[Activity]:
I would like the number of lines in the data that contain the word "name". Please give that number alone.

######

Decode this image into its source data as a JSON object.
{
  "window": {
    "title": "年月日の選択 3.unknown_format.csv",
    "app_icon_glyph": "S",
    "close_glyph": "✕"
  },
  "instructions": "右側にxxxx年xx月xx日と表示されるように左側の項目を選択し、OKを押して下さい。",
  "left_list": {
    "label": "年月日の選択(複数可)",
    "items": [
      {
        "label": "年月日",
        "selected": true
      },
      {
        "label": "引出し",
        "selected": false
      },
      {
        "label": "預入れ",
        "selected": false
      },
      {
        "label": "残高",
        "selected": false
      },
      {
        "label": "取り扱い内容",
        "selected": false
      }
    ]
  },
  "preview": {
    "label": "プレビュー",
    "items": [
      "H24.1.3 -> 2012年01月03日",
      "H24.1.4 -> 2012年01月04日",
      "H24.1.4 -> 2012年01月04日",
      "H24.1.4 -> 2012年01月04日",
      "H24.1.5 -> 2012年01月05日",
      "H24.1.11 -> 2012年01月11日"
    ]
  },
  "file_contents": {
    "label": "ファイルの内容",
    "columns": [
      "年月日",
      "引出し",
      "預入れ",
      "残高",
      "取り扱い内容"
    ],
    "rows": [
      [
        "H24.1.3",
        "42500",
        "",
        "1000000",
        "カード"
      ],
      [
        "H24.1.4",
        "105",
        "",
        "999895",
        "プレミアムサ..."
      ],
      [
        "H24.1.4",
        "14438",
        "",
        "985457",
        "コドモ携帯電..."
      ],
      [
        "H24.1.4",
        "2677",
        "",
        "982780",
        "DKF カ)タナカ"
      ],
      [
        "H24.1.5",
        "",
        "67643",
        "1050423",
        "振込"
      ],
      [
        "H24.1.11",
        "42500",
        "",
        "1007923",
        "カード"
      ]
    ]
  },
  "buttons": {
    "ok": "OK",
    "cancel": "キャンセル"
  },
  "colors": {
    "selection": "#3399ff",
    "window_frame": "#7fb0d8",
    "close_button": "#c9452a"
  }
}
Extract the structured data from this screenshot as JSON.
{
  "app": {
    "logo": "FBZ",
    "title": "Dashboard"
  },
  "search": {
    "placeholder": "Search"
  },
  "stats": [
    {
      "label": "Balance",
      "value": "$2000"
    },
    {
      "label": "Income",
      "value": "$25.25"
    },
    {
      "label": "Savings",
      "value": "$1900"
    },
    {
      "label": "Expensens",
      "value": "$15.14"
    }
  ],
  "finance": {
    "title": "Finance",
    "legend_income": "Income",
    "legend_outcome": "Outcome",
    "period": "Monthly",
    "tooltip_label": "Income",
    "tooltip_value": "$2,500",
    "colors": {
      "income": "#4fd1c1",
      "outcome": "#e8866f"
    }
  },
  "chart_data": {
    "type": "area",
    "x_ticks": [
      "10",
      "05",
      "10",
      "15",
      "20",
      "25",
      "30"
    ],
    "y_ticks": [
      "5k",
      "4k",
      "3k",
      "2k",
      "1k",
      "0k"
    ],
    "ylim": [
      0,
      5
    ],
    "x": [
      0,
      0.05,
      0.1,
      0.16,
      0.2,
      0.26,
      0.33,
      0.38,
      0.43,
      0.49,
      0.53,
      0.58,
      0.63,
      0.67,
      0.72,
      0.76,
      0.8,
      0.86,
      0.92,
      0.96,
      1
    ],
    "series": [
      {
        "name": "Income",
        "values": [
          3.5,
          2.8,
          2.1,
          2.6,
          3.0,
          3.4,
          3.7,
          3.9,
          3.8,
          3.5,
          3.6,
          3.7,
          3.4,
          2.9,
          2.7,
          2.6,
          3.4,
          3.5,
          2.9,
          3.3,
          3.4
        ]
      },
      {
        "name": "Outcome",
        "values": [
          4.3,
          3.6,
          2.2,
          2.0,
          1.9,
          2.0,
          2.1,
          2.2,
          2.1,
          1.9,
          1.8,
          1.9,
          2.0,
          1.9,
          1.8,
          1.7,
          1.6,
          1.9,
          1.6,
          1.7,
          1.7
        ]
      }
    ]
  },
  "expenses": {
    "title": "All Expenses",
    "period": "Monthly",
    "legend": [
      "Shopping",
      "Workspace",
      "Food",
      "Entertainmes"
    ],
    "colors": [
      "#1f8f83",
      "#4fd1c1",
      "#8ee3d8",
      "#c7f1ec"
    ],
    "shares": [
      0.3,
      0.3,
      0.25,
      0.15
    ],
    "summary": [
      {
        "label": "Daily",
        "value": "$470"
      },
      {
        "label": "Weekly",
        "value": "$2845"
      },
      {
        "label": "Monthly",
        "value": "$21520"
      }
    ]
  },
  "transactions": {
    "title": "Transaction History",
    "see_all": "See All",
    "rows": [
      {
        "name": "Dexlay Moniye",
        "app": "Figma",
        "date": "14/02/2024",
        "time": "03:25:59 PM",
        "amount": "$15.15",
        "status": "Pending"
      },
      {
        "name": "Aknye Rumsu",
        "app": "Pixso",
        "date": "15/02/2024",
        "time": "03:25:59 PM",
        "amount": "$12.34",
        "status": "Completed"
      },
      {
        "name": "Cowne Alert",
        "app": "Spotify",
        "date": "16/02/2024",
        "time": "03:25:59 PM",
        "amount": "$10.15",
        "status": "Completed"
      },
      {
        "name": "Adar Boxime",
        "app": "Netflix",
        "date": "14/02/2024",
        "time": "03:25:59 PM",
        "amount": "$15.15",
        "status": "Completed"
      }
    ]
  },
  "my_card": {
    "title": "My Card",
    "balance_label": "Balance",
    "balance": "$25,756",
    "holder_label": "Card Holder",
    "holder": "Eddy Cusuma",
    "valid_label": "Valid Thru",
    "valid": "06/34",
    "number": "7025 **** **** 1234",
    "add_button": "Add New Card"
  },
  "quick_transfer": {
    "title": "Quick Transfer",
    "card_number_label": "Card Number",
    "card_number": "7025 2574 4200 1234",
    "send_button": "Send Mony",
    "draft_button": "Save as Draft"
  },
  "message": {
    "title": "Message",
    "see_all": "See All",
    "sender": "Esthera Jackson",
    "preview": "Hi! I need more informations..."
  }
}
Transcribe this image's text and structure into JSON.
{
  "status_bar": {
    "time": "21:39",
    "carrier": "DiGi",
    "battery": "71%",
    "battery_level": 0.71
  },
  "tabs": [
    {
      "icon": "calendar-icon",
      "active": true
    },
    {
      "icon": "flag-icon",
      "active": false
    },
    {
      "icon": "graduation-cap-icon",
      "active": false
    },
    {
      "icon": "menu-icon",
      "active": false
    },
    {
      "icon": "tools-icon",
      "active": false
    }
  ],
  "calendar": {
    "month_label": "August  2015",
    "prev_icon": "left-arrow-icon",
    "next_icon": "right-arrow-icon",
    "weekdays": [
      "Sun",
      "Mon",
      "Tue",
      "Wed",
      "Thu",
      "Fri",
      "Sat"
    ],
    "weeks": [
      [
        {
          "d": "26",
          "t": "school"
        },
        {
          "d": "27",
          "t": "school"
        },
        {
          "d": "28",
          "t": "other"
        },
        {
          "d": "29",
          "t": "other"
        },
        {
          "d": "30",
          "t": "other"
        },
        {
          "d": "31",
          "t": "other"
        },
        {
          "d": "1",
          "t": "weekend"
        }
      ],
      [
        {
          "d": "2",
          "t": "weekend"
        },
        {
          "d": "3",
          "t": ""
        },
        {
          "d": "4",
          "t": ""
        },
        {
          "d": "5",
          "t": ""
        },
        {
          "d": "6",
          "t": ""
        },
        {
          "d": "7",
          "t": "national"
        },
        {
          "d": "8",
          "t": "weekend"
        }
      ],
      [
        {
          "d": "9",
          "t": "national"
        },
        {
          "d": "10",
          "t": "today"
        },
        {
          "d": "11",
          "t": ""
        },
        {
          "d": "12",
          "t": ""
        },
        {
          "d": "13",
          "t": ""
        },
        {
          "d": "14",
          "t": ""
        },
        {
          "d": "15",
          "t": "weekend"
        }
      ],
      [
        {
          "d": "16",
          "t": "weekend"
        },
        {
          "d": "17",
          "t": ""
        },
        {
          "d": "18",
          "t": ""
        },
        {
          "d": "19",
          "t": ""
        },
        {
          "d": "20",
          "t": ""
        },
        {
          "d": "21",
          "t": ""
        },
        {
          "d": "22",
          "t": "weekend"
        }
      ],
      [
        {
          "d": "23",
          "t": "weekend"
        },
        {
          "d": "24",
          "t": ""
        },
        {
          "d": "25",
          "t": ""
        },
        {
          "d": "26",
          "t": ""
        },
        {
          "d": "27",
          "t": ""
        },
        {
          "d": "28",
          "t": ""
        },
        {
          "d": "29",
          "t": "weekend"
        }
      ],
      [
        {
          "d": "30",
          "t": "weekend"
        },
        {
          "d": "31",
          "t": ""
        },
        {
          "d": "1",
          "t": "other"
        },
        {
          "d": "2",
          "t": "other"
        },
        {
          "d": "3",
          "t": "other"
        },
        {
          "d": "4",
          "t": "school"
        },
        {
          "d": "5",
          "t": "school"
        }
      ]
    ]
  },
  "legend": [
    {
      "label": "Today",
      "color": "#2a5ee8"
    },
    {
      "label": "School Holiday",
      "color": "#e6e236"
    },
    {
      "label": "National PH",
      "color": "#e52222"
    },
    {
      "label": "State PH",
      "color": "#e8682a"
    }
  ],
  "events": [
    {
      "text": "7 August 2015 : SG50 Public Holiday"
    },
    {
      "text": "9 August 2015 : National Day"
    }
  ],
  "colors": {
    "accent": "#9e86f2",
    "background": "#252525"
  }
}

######

[Completed task]:
6